- [Exercise requirements]: Only lines with the word "time" belong in the answer; copy them from the records below.

- [Records supplied]:
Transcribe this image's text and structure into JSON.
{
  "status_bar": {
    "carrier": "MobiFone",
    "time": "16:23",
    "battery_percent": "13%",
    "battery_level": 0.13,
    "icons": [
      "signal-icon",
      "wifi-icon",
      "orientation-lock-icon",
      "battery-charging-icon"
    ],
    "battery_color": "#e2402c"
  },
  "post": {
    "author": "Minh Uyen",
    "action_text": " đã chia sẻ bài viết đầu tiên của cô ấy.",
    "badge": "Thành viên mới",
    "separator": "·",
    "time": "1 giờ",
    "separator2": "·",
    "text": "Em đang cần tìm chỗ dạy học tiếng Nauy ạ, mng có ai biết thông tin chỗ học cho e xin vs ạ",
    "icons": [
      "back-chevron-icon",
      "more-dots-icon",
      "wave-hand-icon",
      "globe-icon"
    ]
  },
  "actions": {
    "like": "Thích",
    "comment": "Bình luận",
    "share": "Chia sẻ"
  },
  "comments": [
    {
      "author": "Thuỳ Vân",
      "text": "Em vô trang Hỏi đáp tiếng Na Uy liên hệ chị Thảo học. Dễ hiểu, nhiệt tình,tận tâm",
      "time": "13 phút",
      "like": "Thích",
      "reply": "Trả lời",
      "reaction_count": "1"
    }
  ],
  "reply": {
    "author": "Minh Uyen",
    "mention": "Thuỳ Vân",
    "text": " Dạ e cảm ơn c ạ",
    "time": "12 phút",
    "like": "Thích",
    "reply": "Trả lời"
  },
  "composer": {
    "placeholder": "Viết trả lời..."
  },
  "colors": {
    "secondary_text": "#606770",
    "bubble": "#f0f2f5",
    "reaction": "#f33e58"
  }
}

- [Reply to the task]:
    "time": "16:23",
    "time": "1 giờ",
      "time": "13 phút",
    "time": "12 phút",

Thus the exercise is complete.